May defends UK airstrikes in Syria
UK Prime Minister Theresa May says Britain’s involvement in US-led attacks against Syrian forces was “unintentional” and her country is only seeking to fight the Daesh (ISIL) terrorist group in the Arab country.
Speaking at the United Nations Headquarters in New York on Monday, the British premier told reporters that Britain would “fully” contribute to investigations about a series of airstrikes by the Western coalition that killed over 60 Syrian government forces in the Syrian city of Dayr al-Zawr on Saturday.
“From the UK’s point of view we are there to deal with Daesh, to deal with the terrorist threat that is Daesh,” she said.
“We would never intentionally strike or focus on Syrian forces,” May added. “But there is an investigation taking place and we will be contributing to that investigation fully.”
The British Ministry of Defence admitted earlier on Monday that UK drones participated in the airstrikes.
According to the Syrian military, the coalition aircraft targeted the positions of Syrian government forces inside an airport surrounded by Takfiri militants.

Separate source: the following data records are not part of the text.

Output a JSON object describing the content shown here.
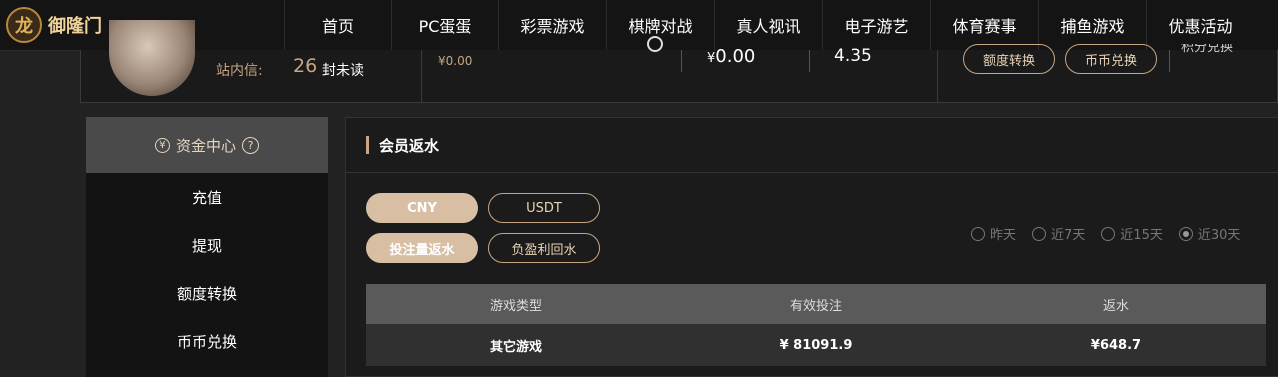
{
  "brand": {
    "logo_text": "御隆门"
  },
  "nav": [
    "首页",
    "PC蛋蛋",
    "彩票游戏",
    "棋牌对战",
    "真人视讯",
    "电子游艺",
    "体育赛事",
    "捕鱼游戏",
    "优惠活动"
  ],
  "summary": {
    "mail_label": "站内信:",
    "mail_count": "26",
    "mail_unit": "封未读",
    "balance_a": "¥0.00",
    "balance_b": "0.00",
    "balance_b_symbol": "¥",
    "value_c": "4.35",
    "transfer_button": "额度转换",
    "coin_button": "币币兑换",
    "points_label": "积分兑换"
  },
  "sidebar": {
    "header": "资金中心",
    "header_icon": "yuan-icon",
    "help_icon": "help-icon",
    "items": [
      "充值",
      "提现",
      "额度转换",
      "币币兑换"
    ]
  },
  "panel": {
    "title": "会员返水",
    "currency_buttons": [
      "CNY",
      "USDT"
    ],
    "type_buttons": [
      "投注量返水",
      "负盈利回水"
    ],
    "ranges": [
      "昨天",
      "近7天",
      "近15天",
      "近30天"
    ],
    "selected_range": "近30天",
    "table": {
      "headers": [
        "游戏类型",
        "有效投注",
        "返水"
      ],
      "rows": [
        [
          "其它游戏",
          "¥ 81091.9",
          "¥648.7"
        ]
      ]
    }
  },
  "colors": {
    "accent": "#c8a684",
    "active_button": "#d8bfa3",
    "background": "#222222"
  }
}
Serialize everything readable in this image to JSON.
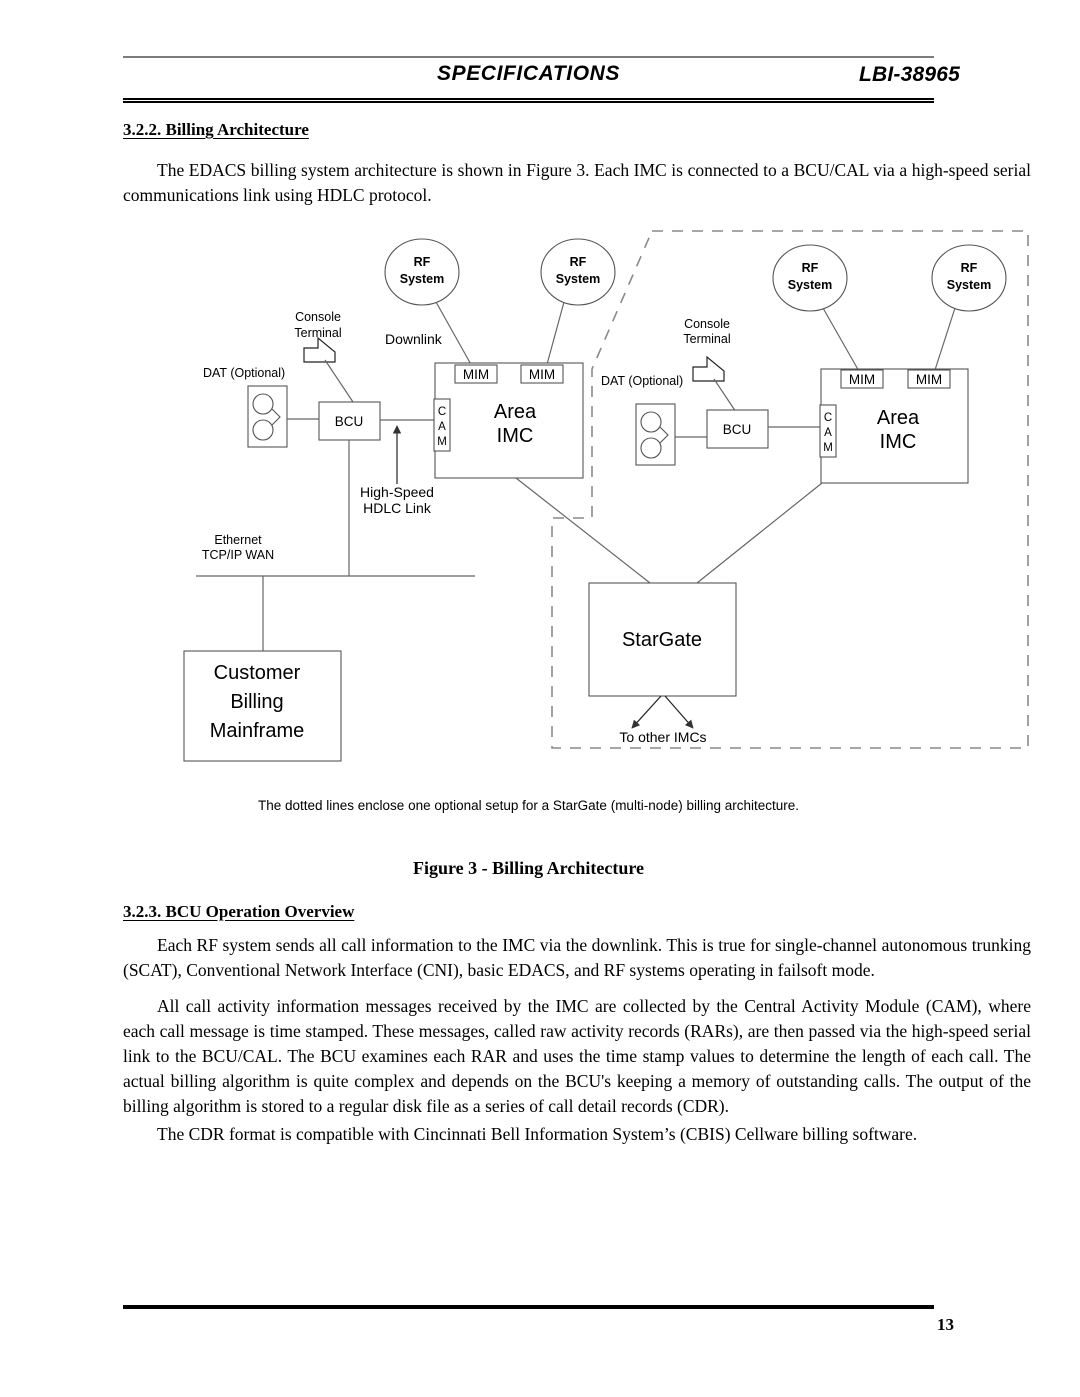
{
  "header": {
    "title": "SPECIFICATIONS",
    "doc_number": "LBI-38965"
  },
  "sections": {
    "s322_heading": "3.2.2.  Billing Architecture",
    "s322_para1": "The EDACS billing system architecture is shown in Figure 3.  Each IMC is connected to a BCU/CAL via a high-speed serial communications link using HDLC protocol.",
    "s323_heading": "3.2.3.  BCU Operation Overview",
    "s323_para1": "Each RF system sends all call information to the IMC via the downlink.  This is true for single-channel autonomous trunking (SCAT), Conventional Network Interface (CNI), basic EDACS, and RF systems operating in failsoft mode.",
    "s323_para2": "All call activity information messages received by the IMC are collected by the Central Activity Module (CAM), where each call message is time stamped.  These messages, called raw activity records (RARs), are then passed via the high-speed serial link to the BCU/CAL.  The BCU examines each RAR and uses the time stamp values to determine the length of each call.  The actual billing algorithm is quite complex and depends on the BCU's keeping a memory of outstanding calls.  The output of the billing algorithm is stored to a regular disk file as a series of call detail records (CDR).",
    "s323_para3": "The CDR format is compatible with Cincinnati Bell Information System’s (CBIS) Cellware billing software."
  },
  "figure": {
    "note": "The dotted lines enclose one optional setup for a StarGate (multi-node) billing architecture.",
    "caption": "Figure 3 - Billing Architecture"
  },
  "diagram": {
    "node_left": {
      "rf1_line1": "RF",
      "rf1_line2": "System",
      "rf2_line1": "RF",
      "rf2_line2": "System",
      "console_line1": "Console",
      "console_line2": "Terminal",
      "dat": "DAT (Optional)",
      "bcu": "BCU",
      "downlink": "Downlink",
      "mim1": "MIM",
      "mim2": "MIM",
      "cam_c": "C",
      "cam_a": "A",
      "cam_m": "M",
      "imc_line1": "Area",
      "imc_line2": "IMC",
      "hdlc_line1": "High-Speed",
      "hdlc_line2": "HDLC Link",
      "ethernet_line1": "Ethernet",
      "ethernet_line2": "TCP/IP WAN",
      "mainframe_line1": "Customer",
      "mainframe_line2": "Billing",
      "mainframe_line3": "Mainframe"
    },
    "node_right": {
      "rf1_line1": "RF",
      "rf1_line2": "System",
      "rf2_line1": "RF",
      "rf2_line2": "System",
      "console_line1": "Console",
      "console_line2": "Terminal",
      "dat": "DAT (Optional)",
      "bcu": "BCU",
      "mim1": "MIM",
      "mim2": "MIM",
      "cam_c": "C",
      "cam_a": "A",
      "cam_m": "M",
      "imc_line1": "Area",
      "imc_line2": "IMC"
    },
    "stargate": {
      "label": "StarGate",
      "to_other": "To other IMCs"
    },
    "colors": {
      "line": "#555555",
      "dashed_boundary": "#8a8a8a",
      "text": "#000000"
    }
  },
  "footer": {
    "page_number": "13"
  }
}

The incident allowed Daesh to briefly take control over the region before being pushed back by Syrian forces.
The Syrian General Command referred to the incident as a “serious and blatant aggression” against the Syrian army, adding that it was also “conclusive evidence” that the US-led coalition is supporting Daesh militants.
The so-called coalition has been carrying out strikes against the group’s purported positions inside Syria and Iraq since 2014 without a UN mandate or any authorization from Damascus. However, the effort has done little to stop Daesh’s advances in Syria and Iraq.
The UK’s involvement in the US-led campaign against militants in Iraq and Syria stirred controversy after British Special Forces were spotted fighting alongside anti-government militants in Syria.
According to a report published by the Times in early June, British troops have been frequently crossing into Syria to support the so-called New Syrian Army (NSA), who were trained by British and American forces in Jordan.
The UK Department for International Development (DFID), a British government institution responsible for administering foreign spending, estimates that about £5.1 million of British aid for Syria may have ended up in the hands of Daesh.
British authorities also say that at least 800 UK nationals have traveled to Syria and Iraq to fight alongside various Takfiri groups.